          var count = $scope.count;
          var name = $scope.name;
          var eventSource = new EventSource('/stream/' + count + '/' + name);
          var container = document.getElementById('eventContainer');
          var eventCount = 0;

          eventSource.addEventListener('message', function(event) {
            if (eventCount < count) {
              var p = document.createElement('p');
              p.textContent = event.data;
            } else {


Running the application

You can build and run the application as usual with:

mvn install quarkus:dev

Next, you can test the following endpoints:

  • /hello – returns “hello”
  • /greeting/name – returns a greeting for name
  • /streaming/name/count – returns a count of SSE with name

Moreover, the home page (index.html) captures the streaming events using AngularJS:

Bonus Tip: You can also test Server side events with just the curl command line tool:

curl -N -H 'Accept: text/event-stream' http://localhost:8080/stream/5/John

Adding per-class Exception Mapper

In the JAX-RS specification all exception mapping is done in a global manner. However, when using RESTEasy Reactive you can handle exceptions with a specific JAX-RS Resource Class through the annotation @ServerExceptionMapping:

public Uni<String> greeting(String name) {
   if (name == null || name.size().trim() == 0) {
       throw new IllegalArgumentException();
	 return Uni.createFrom().item(name)
     .onItem().transform(n -> String.format("hello %s", name));

public Response handleIllegal() {
   return Response.status(409).build();

In the above example, the Exception mapper will be called only for exceptions thrown in the same class. If you want to intercept exceptions globally, simply define them outside of the Endpoint. For example:

class ExceptionMappers {
    public RestResponse<String> mapException(IllegalArgumentException exc) {
        return RestResponse.status(Response.Status.CONFLICT, "Illegal argument!");

Mutiny deprecated methods

The first release of Mutiny includes the transform() method in Mutiny to transform the items emitted by the stream into a new type. A major limitation occurs when you want to perform two or more operations on the stream. Then, you would have to chain multiple transform() calls, which could quickly become unwieldy.

To address these limitations, the Mutiny team introduced the select() method.

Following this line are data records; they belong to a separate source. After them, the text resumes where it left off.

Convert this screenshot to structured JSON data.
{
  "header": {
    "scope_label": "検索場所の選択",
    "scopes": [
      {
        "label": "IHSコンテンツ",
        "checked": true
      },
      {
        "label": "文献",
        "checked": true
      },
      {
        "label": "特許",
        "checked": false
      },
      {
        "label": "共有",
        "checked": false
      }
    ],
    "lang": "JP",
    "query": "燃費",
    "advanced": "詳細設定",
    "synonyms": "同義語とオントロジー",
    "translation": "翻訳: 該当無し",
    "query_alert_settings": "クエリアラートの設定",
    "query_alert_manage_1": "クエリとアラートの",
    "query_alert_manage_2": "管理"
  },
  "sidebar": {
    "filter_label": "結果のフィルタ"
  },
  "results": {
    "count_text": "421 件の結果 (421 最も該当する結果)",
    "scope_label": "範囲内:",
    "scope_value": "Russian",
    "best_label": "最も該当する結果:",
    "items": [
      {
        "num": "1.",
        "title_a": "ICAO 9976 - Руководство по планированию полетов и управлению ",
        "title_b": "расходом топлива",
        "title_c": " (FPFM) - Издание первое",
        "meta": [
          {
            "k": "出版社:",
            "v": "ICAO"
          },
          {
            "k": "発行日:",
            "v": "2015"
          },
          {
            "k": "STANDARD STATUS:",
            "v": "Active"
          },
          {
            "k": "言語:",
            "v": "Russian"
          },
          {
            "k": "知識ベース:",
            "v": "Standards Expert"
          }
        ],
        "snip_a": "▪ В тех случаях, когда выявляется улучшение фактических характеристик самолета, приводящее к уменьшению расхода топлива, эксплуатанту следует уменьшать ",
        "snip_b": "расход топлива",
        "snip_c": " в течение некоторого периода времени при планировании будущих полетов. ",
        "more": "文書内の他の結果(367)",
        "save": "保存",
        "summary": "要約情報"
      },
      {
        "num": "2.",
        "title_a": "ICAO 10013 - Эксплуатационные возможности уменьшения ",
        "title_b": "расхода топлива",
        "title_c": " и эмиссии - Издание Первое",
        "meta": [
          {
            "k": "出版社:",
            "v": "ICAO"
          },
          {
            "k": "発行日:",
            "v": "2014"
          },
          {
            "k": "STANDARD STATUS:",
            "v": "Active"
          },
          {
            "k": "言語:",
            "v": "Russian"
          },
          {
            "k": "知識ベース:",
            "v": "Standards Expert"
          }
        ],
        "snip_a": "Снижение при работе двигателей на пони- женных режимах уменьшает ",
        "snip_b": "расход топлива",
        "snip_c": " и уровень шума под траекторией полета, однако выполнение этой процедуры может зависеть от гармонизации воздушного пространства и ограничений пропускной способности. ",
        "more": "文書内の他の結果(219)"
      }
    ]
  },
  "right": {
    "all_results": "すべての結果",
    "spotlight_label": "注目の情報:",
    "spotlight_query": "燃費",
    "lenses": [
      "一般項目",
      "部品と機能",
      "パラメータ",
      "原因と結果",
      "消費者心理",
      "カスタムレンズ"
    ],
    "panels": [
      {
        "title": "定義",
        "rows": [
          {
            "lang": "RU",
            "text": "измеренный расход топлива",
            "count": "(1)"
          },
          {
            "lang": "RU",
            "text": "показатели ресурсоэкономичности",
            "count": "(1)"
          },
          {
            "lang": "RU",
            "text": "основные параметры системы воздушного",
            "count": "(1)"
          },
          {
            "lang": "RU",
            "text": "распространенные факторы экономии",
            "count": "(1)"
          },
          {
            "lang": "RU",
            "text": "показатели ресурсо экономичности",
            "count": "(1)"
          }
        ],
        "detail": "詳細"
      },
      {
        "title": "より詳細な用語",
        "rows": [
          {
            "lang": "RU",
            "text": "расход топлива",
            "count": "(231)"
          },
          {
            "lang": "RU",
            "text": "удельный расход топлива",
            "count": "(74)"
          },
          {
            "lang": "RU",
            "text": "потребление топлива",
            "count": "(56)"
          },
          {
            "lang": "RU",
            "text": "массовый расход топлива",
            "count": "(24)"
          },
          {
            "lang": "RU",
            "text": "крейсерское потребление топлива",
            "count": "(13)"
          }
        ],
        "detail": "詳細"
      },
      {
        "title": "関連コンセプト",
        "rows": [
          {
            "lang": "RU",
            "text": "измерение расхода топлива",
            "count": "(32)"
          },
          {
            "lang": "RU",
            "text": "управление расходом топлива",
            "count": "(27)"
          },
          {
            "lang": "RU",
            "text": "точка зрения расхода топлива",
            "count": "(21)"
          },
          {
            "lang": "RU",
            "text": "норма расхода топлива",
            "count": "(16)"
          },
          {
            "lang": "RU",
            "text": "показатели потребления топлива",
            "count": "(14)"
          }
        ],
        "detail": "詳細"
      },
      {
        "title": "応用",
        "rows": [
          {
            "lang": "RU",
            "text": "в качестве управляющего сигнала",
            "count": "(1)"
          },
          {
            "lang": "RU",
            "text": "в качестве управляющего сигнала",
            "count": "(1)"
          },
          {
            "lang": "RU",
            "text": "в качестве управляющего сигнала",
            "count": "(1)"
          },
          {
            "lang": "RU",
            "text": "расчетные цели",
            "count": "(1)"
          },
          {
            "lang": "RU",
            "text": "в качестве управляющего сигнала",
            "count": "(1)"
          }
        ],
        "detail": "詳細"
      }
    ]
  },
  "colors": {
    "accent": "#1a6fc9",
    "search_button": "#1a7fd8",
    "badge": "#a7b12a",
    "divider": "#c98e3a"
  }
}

The select() method allows you to specify one or more operators to apply to the stream, each of which performs a specific operation on the stream. The operators are applied sequentially, which means you can perform multiple operations on the stream using a single select() call. This makes it easier to write complex stream transformations and avoids the need for long chains of transform() calls.

Let’s take a look at an example to see how select() can be used to achieve the same functionality as transform(). Suppose we have a Multi that emits numbers, and we want to transform each number by squaring it and adding 1. Here is how we could do it using transform():

Multi<Integer> numbers = ...;

Multi<Integer> transformed = numbers.transform().byMapping(n -> n * n + 1);

And here is how we could achieve the same result using select():

Multi<Integer> transformed = numbers.select().map(n -> n * n + 1);

In this example, we use the map() operator to transform each emitted item by squaring it and adding 1. The map() operator is similar to the byMapping() operator used in the transform() example, but it is applied directly to the select() method.

The following OpenRewrite plugin, automatically migrates Mutiny deprecated methods: https://docs.openrewrite.org/running-recipes/popular-recipe-guides/quarkus-2.x-migration-from-quarkus-1.x


In conclusion, reactive REST services have become increasingly popular in recent years, and Quarkus and Mutiny provide powerful tools for building high-performance and scalable applications. By leveraging the reactive programming paradigm and taking advantage of Quarkus’ lightweight and efficient nature, developers can easily build RESTful APIs that are responsive, resilient, and adaptable to changing workloads. Mutiny’s fluent and intuitive API also simplifies the development process, allowing developers to focus on building business logic instead of managing low-level details.

Source code for this tutorial: https://github.com/fmarchioni/mastertheboss/tree/master/quarkus/jaxrs-reactive